Voices are also surprisingly good for a low-key anime adaptation. Hajime goes all-out as a hot-blooded roughneck with the shounen heart. Jun’s pre-pubescent voice still enters androgynous territory with her seldom squeals sounding absolutely adorable. The detective gets all the gruff while the con artist attempts seductive but comes out as mischievous control freak. Arashi bears the girl-next-door voice contrary to Kaya’s pure and well-mannered shrinking violet while Kanako gets a sharp tongue with Yayoi pulling off the innocent ditz very well. All of them have their key moments and man, do they deliver; especially Arashi, Kaya, Jun, and Hajime.
Even in this department, Natsu no Arashi doesn’t fall short in style and subtle quality. Very good seiyuu performances and the most fitting soundtrack selection seal the deal for the hidden genius at work here.
CHARACTERS - 6
Let me just say it right now. Character development is stunted and interactions get formulaic. The redeeming factors are their striking personalities and the clash of ideals resulting from the generation gap between the characters. We have the youngsters (Hajime and Jun), the old-fashioned adolescents (Arashi, Kaya, Kanako and Yayoi), and the modern adults (the detective and the con artist).
Hajime is the little rascal. Part-skeptic and all-bro, the dude’s the epitome of the uncouth hero who fights his own battles and saves the weak and downtrodden; all while keeping his eyes out for the ladies. Carefree genki girl, Arashi, is noble but more outgoing than Hajime. Kaya nails her role as the traditional damsel who would perish the thought of showing skin and wasting true love’s kiss. Kanako lives by the sweat of her own brow; representing the bitter working class who envy all the privileged few.
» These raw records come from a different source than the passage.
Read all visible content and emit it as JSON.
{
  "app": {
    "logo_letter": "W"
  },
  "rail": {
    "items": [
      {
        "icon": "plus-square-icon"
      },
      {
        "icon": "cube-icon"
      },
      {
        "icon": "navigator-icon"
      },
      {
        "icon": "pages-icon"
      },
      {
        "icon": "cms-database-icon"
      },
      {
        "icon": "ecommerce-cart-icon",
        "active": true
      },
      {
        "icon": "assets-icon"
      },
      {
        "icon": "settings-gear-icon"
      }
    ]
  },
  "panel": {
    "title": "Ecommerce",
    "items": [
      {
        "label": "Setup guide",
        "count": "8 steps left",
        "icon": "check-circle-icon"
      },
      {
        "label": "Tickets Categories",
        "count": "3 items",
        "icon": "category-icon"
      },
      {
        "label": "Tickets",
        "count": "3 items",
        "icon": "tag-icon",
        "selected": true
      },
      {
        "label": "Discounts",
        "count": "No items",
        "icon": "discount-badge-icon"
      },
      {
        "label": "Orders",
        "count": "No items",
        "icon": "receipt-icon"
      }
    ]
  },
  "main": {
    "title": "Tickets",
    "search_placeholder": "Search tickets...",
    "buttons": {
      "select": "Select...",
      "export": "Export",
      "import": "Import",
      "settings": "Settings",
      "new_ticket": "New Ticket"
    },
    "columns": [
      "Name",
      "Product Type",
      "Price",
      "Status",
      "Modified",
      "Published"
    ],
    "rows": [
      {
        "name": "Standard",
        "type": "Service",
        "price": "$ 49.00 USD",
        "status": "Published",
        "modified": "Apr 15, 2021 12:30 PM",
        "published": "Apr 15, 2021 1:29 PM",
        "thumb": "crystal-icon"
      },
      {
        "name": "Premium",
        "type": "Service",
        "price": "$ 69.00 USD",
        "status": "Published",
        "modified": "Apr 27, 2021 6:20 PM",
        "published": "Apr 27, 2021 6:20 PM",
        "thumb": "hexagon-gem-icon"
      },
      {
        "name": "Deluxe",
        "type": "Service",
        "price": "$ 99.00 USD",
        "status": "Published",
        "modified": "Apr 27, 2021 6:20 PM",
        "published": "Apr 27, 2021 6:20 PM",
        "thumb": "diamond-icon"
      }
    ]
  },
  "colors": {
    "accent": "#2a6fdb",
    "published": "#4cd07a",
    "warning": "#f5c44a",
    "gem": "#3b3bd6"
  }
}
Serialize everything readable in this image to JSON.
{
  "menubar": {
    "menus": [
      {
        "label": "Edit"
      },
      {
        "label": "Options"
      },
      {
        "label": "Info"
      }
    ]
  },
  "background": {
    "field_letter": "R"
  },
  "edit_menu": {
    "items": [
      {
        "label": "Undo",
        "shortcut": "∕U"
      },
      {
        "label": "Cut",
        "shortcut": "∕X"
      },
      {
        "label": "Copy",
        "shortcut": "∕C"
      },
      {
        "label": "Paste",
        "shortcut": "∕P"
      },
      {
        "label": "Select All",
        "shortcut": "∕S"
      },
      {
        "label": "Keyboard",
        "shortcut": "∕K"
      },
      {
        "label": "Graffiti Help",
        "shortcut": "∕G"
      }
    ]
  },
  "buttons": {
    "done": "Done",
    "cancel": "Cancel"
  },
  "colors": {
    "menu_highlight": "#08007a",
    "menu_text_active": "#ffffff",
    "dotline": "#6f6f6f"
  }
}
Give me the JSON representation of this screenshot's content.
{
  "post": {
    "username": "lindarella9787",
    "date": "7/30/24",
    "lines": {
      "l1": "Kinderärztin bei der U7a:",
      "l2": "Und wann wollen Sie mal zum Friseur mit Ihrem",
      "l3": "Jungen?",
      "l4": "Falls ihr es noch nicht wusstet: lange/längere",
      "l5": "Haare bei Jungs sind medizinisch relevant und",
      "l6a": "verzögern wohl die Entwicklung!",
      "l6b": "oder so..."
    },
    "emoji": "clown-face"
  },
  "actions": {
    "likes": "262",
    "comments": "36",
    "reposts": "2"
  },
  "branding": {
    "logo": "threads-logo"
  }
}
And Yayoi remains the vulnerable sweetheart.
The budding romance centered on Hajime, the historical immersion from subtle hints in characters and setting, and the “what ifs” that never happened with the ghosts’ lives are definitely the show’s high points. The ghosts have it rough; saving bombing victims who would never predict their demise, making sense of the social divide and strict policies during the ongoing war, and going back in time only to constantly replay a love confession that will never happen. Natsu no Arashi gets pretty serious and it’s compelling moments like these that make the best out of the distinct characters; enough to pardon the amount of faffing they do most of the time.
ENJOYMENT - 7
The story felt inadequate, relationships were unresolved, the characters could have done so much more and the WWII setting was just asking for more explanations. But for what it is, I have no regrets watching it. Comedy can get stale. The drama leaves wistful sighs. And the romance is a fresh take between modern and traditional views. The weak development was never really the reason to get into this show.
Natsu no Arashi is a humble effort at making a love letter to the past by conveying how much we’re still connected to it. It’s a nostalgia trip that stands as a testament to the zeitgeist of the 70’s; clever on all fronts of production but a casual watch at best that hits home on seldom occasions. It proves that the past was once real. And that we’re fools for living like it never happened.
So love the past. It’s the only illusion we know that existed. Because by the time we forget, we start growing up.
“No matter how special it is, unrealistic experiences like this are going to be overwhelmed by real ones later. And you’ll stop believing in them.” - Arashiyama Sayoko